Even Aadhaar sceptics would do well to keep in mind that, while a criminal complaint has been filed against Axis Bank, Suvidhaa Infoserve and eMudhra for allegedly storing biometrics and using them in an unauthorised manner, it was UIDAI that discovered the irregular transactions and reported them to the Delhi Police’s cyber cell and, pending a probe, all transaction requests from these organisations have been put on hold. If the UIDAI system is able to detect fraud, as the banks did when they found millions of debit/credit cards had been compromised due to a faulty ‘switch’ in a payments gateway some months ago in India, presumably that would mean it was working well.
Under normal circumstances, as a safety feature, every time a transaction is made like withdrawing funds from a bank and UIDAI replies to an authentication request, an SMS/email alert is sent to the subscriber.
So, why didn’t UIDAI send out alerts this time around when, going by a report in The Times of India, one individual performed 397 transactions, many of which were based on biometrics that were ‘stored’ locally and bunched during one week in January? Is this an example of Aadhaar being open to misuse since banks, etc, can store your biometrics and use them to illegally authorise transactions later? There have also been reports of one website publishing Aadhaar data of 500,000 minors—this, of course, is a list of names and matching Aadhaar numbers, but does not have actual biometrics—and of white-hat hackers generating iris scans from high-resolution photographs and even the possibility of data being compromised since Aadhaar registrations/verifications are typically done by several private firms.
First, as UIDAI officials point out, since the individual doing the transactions was using his own Aadhaar number, the alerts went to him—to that extent, the system’s first fail-safe worked. Had the stored biometrics belonged to someone else, say a reader of this newspaper, she would have got the SMS/email alerts and would have escalated matters. Two, since the authentication request, and the reply, are encrypted at a 2048-bit level—normal encryption levels are 128 or 256—UIDAI officials argue this makes the system very safe from hacking. But what of cases where the biometrics are stolen, or generated from high-resolution photographs, and then stored locally? Since security has to be an evolving feature, designed to beat threats as they occur or before they do, UIDAI plans to introduce the concept of ‘registered devices’.

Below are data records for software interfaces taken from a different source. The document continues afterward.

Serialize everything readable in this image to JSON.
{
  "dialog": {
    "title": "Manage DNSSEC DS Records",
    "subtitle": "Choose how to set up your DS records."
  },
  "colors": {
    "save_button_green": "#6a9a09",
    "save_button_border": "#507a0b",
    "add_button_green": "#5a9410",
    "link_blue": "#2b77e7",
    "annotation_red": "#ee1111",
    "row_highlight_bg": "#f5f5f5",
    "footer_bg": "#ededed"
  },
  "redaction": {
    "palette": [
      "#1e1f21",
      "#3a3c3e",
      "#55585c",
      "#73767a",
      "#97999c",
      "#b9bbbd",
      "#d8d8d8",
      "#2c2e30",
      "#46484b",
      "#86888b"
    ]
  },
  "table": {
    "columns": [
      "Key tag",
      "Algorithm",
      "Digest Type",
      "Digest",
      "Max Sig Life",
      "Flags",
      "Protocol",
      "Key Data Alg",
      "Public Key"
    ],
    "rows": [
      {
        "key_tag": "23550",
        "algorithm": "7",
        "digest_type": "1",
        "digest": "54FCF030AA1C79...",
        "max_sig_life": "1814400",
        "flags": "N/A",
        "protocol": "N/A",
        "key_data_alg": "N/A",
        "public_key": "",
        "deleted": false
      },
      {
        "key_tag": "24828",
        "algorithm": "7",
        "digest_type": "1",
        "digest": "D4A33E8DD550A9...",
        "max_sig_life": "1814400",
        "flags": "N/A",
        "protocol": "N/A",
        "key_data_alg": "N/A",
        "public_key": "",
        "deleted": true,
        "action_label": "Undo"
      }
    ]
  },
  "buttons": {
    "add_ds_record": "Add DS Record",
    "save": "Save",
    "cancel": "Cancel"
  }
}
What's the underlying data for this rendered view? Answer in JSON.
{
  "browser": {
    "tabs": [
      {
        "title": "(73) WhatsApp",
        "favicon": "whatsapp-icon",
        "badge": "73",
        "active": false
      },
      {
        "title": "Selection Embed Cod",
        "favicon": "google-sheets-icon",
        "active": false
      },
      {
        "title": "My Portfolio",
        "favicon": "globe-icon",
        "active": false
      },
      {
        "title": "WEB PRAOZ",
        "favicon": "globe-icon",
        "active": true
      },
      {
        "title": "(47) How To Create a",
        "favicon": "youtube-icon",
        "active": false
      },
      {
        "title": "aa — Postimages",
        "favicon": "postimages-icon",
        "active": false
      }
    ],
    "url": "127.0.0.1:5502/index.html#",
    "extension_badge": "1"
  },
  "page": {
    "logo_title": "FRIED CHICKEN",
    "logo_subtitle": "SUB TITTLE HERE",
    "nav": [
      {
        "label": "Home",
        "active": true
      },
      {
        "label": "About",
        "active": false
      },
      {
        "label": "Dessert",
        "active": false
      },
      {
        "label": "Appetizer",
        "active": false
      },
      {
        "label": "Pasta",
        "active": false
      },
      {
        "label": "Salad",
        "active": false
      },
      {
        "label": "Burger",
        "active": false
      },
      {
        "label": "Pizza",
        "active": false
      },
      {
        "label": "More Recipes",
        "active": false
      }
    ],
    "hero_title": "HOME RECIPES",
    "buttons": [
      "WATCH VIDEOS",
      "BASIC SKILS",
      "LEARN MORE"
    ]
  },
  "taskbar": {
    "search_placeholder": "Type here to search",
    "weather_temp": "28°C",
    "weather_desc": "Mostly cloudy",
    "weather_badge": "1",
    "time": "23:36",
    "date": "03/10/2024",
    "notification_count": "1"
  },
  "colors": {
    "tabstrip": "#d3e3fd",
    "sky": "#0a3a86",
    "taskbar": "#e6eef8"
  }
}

For the last few months, UIDAI has been working with vendors of biometric-capture devices to get them to install an Aadhaar-encryption key in the hardware itself—among other things, it ensures the biometric data used is ‘captured live’ and is not stored data. Last month, it was notified that, after May, no data requests will be entertained if they come from ‘unregistered devices’—existing biometric devices, such as those in ration shops already, are to be upgraded through software right now and those bought in the future must have the necessary pre-installed keys. It is certain criminals will find smarter ways to beat the system, and UIDAI will have to keep evolving to heighten security—to the extent some beat the system, or try to, as happens in the case of bank frauds, the criminal justice system has to be used to punish them.